Inspired by a hugely successful series entitled Treating Individuals, originally published in The Lancet, this volume will become essential reading for any professional involved with performance and evaluation of trials and systematic reviews or clinical patient care. There are many books explaining the importance of evidence-based medicine and how randomised clinical trials (RCTs) and systematic reviews should be performed. However, this is the first book to tackle the apparent conflict between the importance of evidence-based decision making and the widely-held view that it is often very difficult to apply the overall results of RCTs and systematic reviews to decisions about individual patients in routine clinical practice. The book brings together experienced clinicians, statisticians and trialists to focus on the two key questions that are most frequently asked by clinicians. Is the evidence relevant to my clinical practice? How can I judge whether the probability of benefit from treatment in my current patient is likely to differ substantially from the average probability of benefit reported in the relevant trial or systematic review? These questions are addressed from methodological and clinical perspectives, and potential approaches to improving the targeting of treatment are considered, with detailed reviews of several areas of medicine and surgery where useful progress has been made.
Section 1: Reliable determination of the overall effects of treatments
1) Reliable assessment of the effects of treatment on mortality and major morbidity 2) The lethal consequences of failing to make full use of all relevant evidence about the effects of medical treatments: the importance of systematic reviews
Section 2: Is the trial relevant to this patient?
3) Assessment of the external validity of randomised trials 4) Applying results to treatment decisions in primary care 5) The older patient 6) Applying results to treatment decisions in complex clinical situations 7) External validity of pharmaceutical trials in neuropathic pain 8) External validity of pharmaceutical trials in asthma and chronic obstructive pulmonary disease
Section 3: Is the overall trial result sufficiently relevant this patient?
9) When should we expect clinically important differences in response to treatment? 10) Genes and the individual response to treatment 11) Reliable estimation and interpretation of the effects of treatment in subgroups 12) Can meta-analysis help target interventions at individuals most likely to benefit? 13) Use of risk models to predict the likely effects of treatment in individuals 14) Evaluating the performance of prognostic models 15) Are "n-of-1" trials of any practical value to clinicians or researchers?

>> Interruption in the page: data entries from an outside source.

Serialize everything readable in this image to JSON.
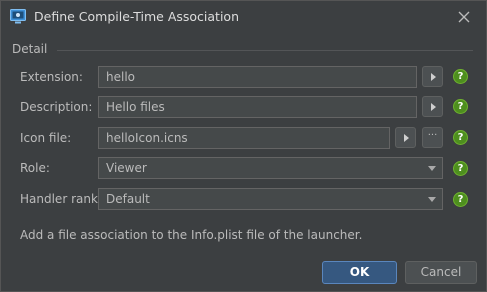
{
  "window": {
    "title": "Define Compile-Time Association",
    "icon": "app-window-icon",
    "close_icon": "close-icon"
  },
  "section": {
    "label": "Detail"
  },
  "fields": {
    "extension": {
      "label": "Extension:",
      "value": "hello"
    },
    "description": {
      "label": "Description:",
      "value": "Hello files"
    },
    "icon_file": {
      "label": "Icon file:",
      "value": "helloIcon.icns"
    },
    "role": {
      "label": "Role:",
      "value": "Viewer"
    },
    "handler_rank": {
      "label": "Handler rank:",
      "value": "Default"
    }
  },
  "help_glyph": "?",
  "browse_glyph": "···",
  "hint": "Add a file association to the Info.plist file of the launcher.",
  "buttons": {
    "ok": "OK",
    "cancel": "Cancel"
  },
  "colors": {
    "background": "#3c3f41",
    "field_bg": "#45494a",
    "accent": "#365880",
    "help_green": "#4e8f1e"
  }
}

Section 4: Targeting of treatment in routine practice
16) Primary prevention of cardiovascular disease: the absolute risk-based approach 17) Antithrombotic therapy to prevent stroke in patients with atrial fibrillation 18) Reperfusion therapies in acute cardiovascular and cerebrovascular syndromes 19) Choice of agent in treatment of epilepsy 20) Pharmacogenomic targeting of treatment for cancer
Edited by Peter M. Rothwell, MBChB, MD, PhD, FRCP(London), Professor, Department of Clinical Neurology, Radcliffe Infirmary, Oxford, UK